What he asked of the people of his kingdom was simple, but great. He asked them to do for one another what he had done for them: to care for the poor, heal the sick, and bind up the broken.

Knowing that these simple commands were much more difficult than they first appeared, the prince made two promises to those who decided to live out his message: he promised to help each one who called to him for help and he promised a reward in his kingdom.

Those who especially loved the prince decided to tell the world about the prince and his message. But the prince’s message became increasingly unpopular. Giving to the poor, healing the sick, and binding up the broken was too hard.

But his followers remembered that the prince had promised to help everyone who called to him. So they decided to tell people about their prince and his goodness. If they could persuade people to love to their prince, then the people would be ready to hear his message. So the followers spent many years telling people about their prince; they taught their children and their children taught their children.

Eventually, the world was filled with people who loved the prince. But the followers’ grandchildren no longer knew that teaching people to love to the prince was merely the first step to the true goal of helping people to live his message. So the grandchildren, great grandchildren and great-great grandchildren only heard that a prince of light lived who promised a reward in his kingdom to those who loved him. Many generations never heard what he asked them to do.
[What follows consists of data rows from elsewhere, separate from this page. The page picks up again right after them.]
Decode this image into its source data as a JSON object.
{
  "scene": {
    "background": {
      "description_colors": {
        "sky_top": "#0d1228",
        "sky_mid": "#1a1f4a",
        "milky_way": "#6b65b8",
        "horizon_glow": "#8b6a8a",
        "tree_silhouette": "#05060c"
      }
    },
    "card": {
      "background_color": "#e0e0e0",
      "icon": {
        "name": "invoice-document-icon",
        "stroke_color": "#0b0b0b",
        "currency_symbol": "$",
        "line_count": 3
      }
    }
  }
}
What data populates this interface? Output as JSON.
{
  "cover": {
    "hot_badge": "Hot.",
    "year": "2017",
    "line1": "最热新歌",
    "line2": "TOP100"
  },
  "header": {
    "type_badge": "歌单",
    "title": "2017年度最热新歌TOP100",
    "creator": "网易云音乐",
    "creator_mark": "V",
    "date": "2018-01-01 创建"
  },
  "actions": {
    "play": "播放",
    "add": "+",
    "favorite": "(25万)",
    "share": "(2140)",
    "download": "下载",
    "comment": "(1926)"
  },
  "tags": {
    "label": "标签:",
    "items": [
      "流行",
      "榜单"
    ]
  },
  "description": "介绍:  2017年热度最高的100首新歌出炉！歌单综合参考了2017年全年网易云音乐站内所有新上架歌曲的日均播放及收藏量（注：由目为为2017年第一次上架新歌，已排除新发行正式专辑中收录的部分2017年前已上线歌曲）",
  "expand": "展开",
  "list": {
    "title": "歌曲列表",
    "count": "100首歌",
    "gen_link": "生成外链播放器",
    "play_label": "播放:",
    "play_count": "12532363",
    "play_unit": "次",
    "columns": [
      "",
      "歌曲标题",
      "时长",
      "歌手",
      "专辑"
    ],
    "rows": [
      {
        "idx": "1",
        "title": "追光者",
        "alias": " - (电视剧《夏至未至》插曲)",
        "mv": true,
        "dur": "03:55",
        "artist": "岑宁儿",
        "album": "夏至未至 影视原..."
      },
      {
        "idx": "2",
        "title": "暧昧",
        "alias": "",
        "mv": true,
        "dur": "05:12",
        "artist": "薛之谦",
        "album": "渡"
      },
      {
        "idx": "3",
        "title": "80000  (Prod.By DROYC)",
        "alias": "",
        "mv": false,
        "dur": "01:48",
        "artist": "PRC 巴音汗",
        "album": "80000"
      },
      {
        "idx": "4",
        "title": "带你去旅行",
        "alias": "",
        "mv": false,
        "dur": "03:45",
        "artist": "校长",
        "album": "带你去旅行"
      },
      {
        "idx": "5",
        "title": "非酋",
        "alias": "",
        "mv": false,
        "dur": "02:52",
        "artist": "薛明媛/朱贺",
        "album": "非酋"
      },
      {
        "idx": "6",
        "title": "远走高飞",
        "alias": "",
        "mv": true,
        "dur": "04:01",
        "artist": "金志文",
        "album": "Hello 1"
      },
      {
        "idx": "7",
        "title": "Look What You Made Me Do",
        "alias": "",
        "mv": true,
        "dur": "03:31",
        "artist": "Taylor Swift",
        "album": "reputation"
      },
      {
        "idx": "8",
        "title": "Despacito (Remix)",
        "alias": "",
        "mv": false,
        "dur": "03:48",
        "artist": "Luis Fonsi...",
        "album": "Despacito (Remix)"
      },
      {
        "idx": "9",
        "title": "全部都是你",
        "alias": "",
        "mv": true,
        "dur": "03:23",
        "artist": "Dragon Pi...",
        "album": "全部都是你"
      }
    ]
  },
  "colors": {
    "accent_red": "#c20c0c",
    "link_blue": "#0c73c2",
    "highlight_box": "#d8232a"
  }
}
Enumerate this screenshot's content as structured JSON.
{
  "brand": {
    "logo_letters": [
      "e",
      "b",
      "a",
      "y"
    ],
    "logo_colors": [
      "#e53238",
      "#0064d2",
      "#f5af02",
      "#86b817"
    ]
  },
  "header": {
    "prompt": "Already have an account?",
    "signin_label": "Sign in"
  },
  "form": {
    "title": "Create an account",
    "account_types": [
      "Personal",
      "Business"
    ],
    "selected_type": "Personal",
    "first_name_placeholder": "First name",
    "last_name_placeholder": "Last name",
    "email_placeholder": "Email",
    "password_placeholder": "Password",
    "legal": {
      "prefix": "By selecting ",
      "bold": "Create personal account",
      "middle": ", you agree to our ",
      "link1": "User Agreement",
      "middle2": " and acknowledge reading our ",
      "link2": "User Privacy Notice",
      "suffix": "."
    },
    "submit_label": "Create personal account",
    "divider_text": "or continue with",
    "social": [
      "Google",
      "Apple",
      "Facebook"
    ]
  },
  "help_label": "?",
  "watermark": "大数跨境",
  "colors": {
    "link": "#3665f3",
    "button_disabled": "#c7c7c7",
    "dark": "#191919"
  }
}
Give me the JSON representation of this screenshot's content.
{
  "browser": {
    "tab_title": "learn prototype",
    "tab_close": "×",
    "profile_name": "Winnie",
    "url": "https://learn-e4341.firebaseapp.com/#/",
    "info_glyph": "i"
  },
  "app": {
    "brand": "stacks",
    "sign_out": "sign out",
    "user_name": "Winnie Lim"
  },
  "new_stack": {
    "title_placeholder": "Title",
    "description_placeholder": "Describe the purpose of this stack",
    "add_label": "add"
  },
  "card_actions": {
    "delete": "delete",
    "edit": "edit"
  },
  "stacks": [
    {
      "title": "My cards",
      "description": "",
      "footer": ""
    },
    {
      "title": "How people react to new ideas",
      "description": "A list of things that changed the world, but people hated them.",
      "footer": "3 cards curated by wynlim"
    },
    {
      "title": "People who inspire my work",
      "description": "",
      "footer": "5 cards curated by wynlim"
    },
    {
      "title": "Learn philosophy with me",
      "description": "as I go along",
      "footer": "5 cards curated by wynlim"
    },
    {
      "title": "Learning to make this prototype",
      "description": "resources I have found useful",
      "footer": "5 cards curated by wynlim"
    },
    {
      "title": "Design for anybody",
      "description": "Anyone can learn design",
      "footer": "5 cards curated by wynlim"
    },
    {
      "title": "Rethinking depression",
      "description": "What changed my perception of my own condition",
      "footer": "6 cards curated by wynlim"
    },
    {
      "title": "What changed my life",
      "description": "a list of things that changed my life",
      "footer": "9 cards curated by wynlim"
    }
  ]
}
Finally, one of the great-great grandchildren read about the prince and discovered his message. He began to teach people to live the message. But he neglected a critical piece: he forgot to tell people that the prince promised to help anyone who called to him for help. So this great-great grandchild’s followers became wearied and burdened and they toiled for long days living a message that was too hard for them.

In time, the story of the prince and his message was widely published. But rumors still spread through the world about who he really was and what he really taught. Some wondered whether he ever existed at all. Those who believed he did spent much time arguing. They argued over which of his qualities he really had, what he actually said, whether it was more important to believe in some facet of his identity or do what he said. Once that was decided, they argued over which facet or what message was the most important.
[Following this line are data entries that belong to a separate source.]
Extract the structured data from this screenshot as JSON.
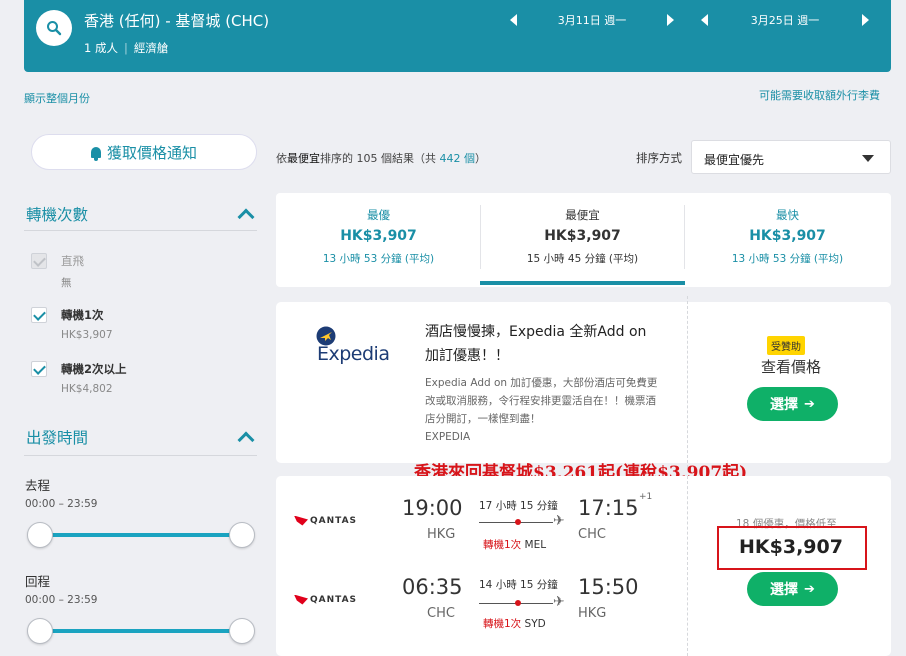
{
  "header": {
    "route": "香港 (任何) - 基督城 (CHC)",
    "passengers": "1 成人",
    "cabin": "經濟艙",
    "depart_date": "3月11日 週一",
    "return_date": "3月25日 週一"
  },
  "links": {
    "show_month": "顯示整個月份",
    "baggage_fees": "可能需要收取額外行李費"
  },
  "sidebar": {
    "price_alert": "獲取價格通知",
    "stops_title": "轉機次數",
    "stops": [
      {
        "label": "直飛",
        "sub": "無",
        "checked": true,
        "disabled": true
      },
      {
        "label": "轉機1次",
        "sub": "HK$3,907",
        "checked": true,
        "disabled": false
      },
      {
        "label": "轉機2次以上",
        "sub": "HK$4,802",
        "checked": true,
        "disabled": false
      }
    ],
    "departure_title": "出發時間",
    "outbound_label": "去程",
    "outbound_range": "00:00 – 23:59",
    "return_label": "回程",
    "return_range": "00:00 – 23:59"
  },
  "sort": {
    "info_prefix": "依",
    "info_bold": "最便宜",
    "info_mid": "排序的 105 個結果（共",
    "info_count": "442 個",
    "info_suffix": "）",
    "label": "排序方式",
    "selected": "最便宜優先"
  },
  "tabs": [
    {
      "name": "最優",
      "price": "HK$3,907",
      "duration": "13 小時 53 分鐘 (平均)",
      "active": false
    },
    {
      "name": "最便宜",
      "price": "HK$3,907",
      "duration": "15 小時 45 分鐘 (平均)",
      "active": true
    },
    {
      "name": "最快",
      "price": "HK$3,907",
      "duration": "13 小時 53 分鐘 (平均)",
      "active": false
    }
  ],
  "ad": {
    "brand": "Expedia",
    "title": "酒店慢慢揀，Expedia 全新Add on 加訂優惠！！",
    "desc": "Expedia Add on 加訂優惠，大部份酒店可免費更改或取消服務，令行程安排更靈活自在！！機票酒店分開訂，一樣慳到盡！",
    "source": "EXPEDIA",
    "badge": "受贊助",
    "see_price": "查看價格",
    "select": "選擇"
  },
  "promo": "香港來回基督城$3,261起(連稅$3,907起)",
  "flight": {
    "airline": "QANTAS",
    "outbound": {
      "dep": "19:00",
      "dep_apt": "HKG",
      "arr": "17:15",
      "plus": "+1",
      "arr_apt": "CHC",
      "duration": "17 小時 15 分鐘",
      "stops": "轉機1次",
      "via": "MEL"
    },
    "inbound": {
      "dep": "06:35",
      "dep_apt": "CHC",
      "arr": "15:50",
      "arr_apt": "HKG",
      "duration": "14 小時 15 分鐘",
      "stops": "轉機1次",
      "via": "SYD"
    },
    "offers": "18 個優惠，價格低至",
    "price": "HK$3,907",
    "select": "選擇"
  },
  "colors": {
    "brand": "#1a8fa6",
    "green": "#0fb068",
    "red": "#d7141a"
  }
}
Everyone wanted the reward, but each believed something different was necessary to get it. Whatever each decided, it was usually easier than doing what the prince had asked and rarely required calling upon him for help. Worried about their children, many searched for rituals their children could do. Some even found rituals so easy they began performing them on behalf of their babies. That way, their babies could receive the reward regardless of early death or poorly lived life.

Whatever they believed, they argued about it. Argue, argue, argue: this was the reputation of the princes’ followers throughout the land. Eventually, argument turned to violence. Some followers were so incensed with anyone who disagreed with them that they committed murder against them.
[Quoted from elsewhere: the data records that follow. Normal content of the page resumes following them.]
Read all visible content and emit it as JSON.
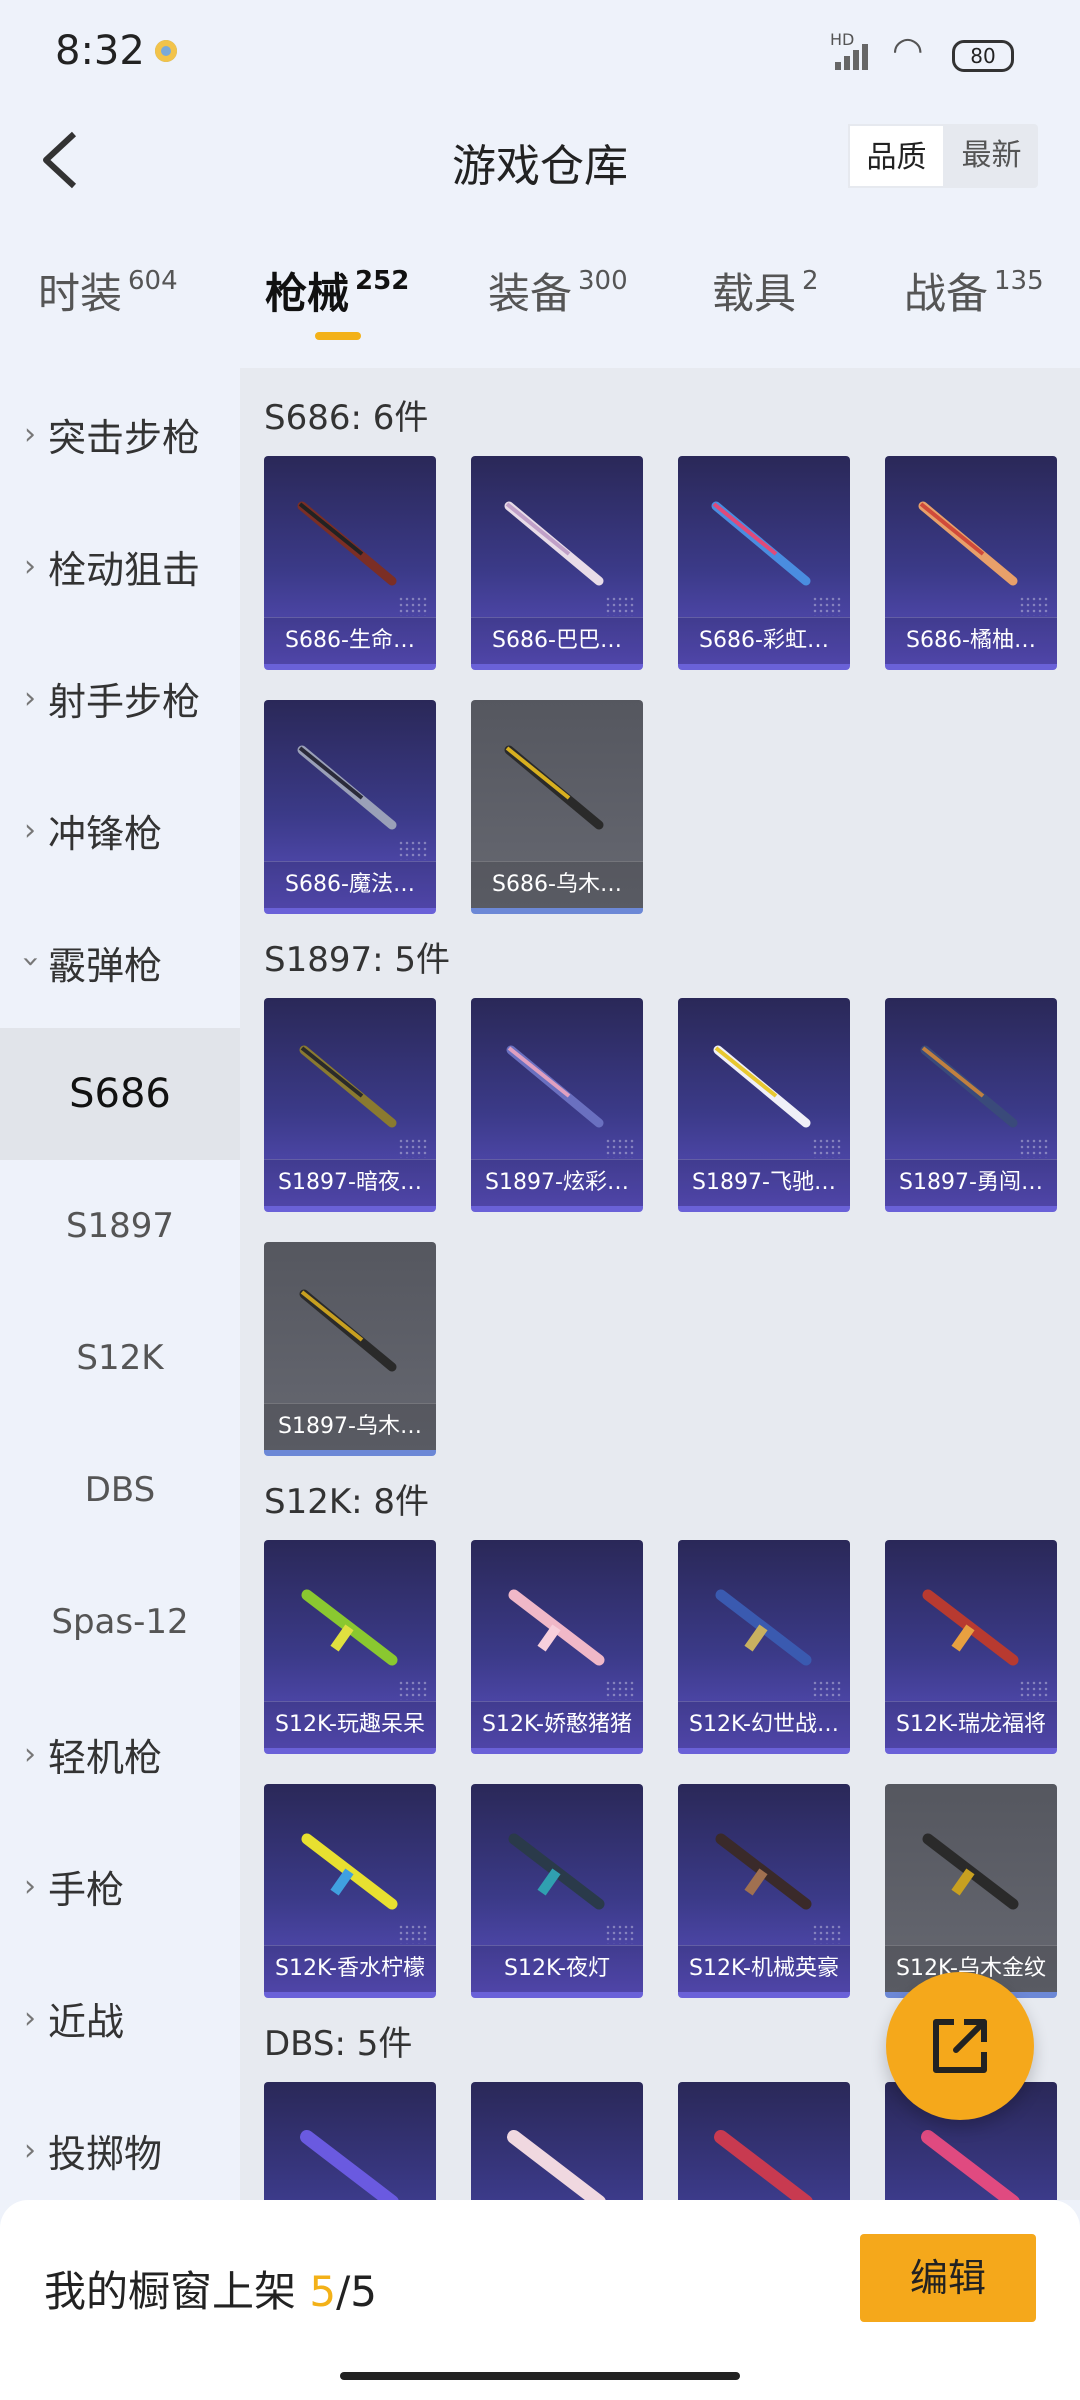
{
  "status": {
    "time": "8:32",
    "signal": "HD",
    "battery": "80"
  },
  "header": {
    "title": "游戏仓库",
    "sort": [
      "品质",
      "最新"
    ]
  },
  "tabs": [
    {
      "label": "时装",
      "count": "604"
    },
    {
      "label": "枪械",
      "count": "252"
    },
    {
      "label": "装备",
      "count": "300"
    },
    {
      "label": "载具",
      "count": "2"
    },
    {
      "label": "战备",
      "count": "135"
    }
  ],
  "sidebar": {
    "groups": [
      "突击步枪",
      "栓动狙击",
      "射手步枪",
      "冲锋枪",
      "霰弹枪"
    ],
    "subs": [
      "S686",
      "S1897",
      "S12K",
      "DBS",
      "Spas-12"
    ],
    "groups2": [
      "轻机枪",
      "手枪",
      "近战",
      "投掷物"
    ]
  },
  "sections": [
    {
      "title": "S686: 6件",
      "items": [
        "S686-生命…",
        "S686-巴巴…",
        "S686-彩虹…",
        "S686-橘柚…",
        "S686-魔法…",
        "S686-乌木…"
      ]
    },
    {
      "title": "S1897: 5件",
      "items": [
        "S1897-暗夜…",
        "S1897-炫彩…",
        "S1897-飞驰…",
        "S1897-勇闯…",
        "S1897-乌木…"
      ]
    },
    {
      "title": "S12K: 8件",
      "items": [
        "S12K-玩趣呆呆",
        "S12K-娇憨猪猪",
        "S12K-幻世战…",
        "S12K-瑞龙福将",
        "S12K-香水柠檬",
        "S12K-夜灯",
        "S12K-机械英豪",
        "S12K-乌木金纹"
      ]
    },
    {
      "title": "DBS: 5件"
    }
  ],
  "bottom": {
    "label": "我的橱窗上架",
    "current": "5",
    "total": "/5",
    "edit": "编辑"
  }
}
In a painful story of paradox, the prince’s message to care for the poor, heal the sick, and bind up the broken was twisted into exactly the opposite activity. The rich, strong and powerful were once again committing violence against the poor, sick, and broken. But this time, the atrocity was greater; it was done in honor of the prince of light.

After much time, the prince of light surprised everyone and came back. His followers had expected to delight in his return, but they soon discovered his displeasure in them. “If you loved me,” he asked, “why did you not live my message?” “And if you loved me, why did you not call to me to help you do what I asked?”

Once again, the prince returned light to his kingdom. He gave wealth to the poor and poverty to the rich; he brought health to the sick and pain to strong; he made the broken whole and the powerful broken. Many who thought they loved him now hated him and many who thought they hated him now loved him.

© 2008 by karina.  All rights reserved.  Please use only with permission from the author.